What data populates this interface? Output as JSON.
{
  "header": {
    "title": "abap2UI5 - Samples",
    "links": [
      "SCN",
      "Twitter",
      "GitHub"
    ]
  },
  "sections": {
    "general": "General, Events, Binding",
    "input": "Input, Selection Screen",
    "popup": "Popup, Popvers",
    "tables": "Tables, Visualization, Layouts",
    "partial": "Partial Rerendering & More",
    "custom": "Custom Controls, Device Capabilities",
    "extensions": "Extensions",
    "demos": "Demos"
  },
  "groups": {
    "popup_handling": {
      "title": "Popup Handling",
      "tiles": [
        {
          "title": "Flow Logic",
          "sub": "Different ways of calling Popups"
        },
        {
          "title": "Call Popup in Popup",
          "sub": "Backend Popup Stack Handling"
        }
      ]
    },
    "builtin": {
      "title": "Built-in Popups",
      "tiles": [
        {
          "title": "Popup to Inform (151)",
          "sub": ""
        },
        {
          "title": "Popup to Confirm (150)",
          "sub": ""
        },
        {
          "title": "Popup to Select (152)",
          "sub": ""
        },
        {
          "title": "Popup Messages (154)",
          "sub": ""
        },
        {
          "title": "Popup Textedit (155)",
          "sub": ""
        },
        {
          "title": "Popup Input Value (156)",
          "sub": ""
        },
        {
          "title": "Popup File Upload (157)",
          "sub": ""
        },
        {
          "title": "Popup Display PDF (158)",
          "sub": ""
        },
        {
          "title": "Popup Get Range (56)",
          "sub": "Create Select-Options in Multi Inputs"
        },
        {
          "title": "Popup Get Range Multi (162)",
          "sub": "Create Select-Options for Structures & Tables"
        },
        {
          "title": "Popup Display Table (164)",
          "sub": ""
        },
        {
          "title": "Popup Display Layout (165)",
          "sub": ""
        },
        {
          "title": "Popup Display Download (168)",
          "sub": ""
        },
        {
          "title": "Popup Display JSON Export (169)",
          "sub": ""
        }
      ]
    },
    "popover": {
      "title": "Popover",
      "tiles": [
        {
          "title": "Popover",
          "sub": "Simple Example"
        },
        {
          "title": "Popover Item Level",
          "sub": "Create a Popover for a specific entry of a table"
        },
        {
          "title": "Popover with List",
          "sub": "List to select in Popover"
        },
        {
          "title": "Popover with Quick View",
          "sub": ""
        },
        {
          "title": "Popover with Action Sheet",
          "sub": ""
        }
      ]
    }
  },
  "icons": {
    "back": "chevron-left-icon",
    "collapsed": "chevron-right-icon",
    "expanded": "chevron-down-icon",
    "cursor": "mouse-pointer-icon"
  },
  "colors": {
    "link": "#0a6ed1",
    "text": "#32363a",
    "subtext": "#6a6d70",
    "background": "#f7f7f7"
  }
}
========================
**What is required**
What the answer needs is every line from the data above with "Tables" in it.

**Answer space**
    "tables": "Tables, Visualization, Layouts",
          "sub": "Create Select-Options for Structures & Tables"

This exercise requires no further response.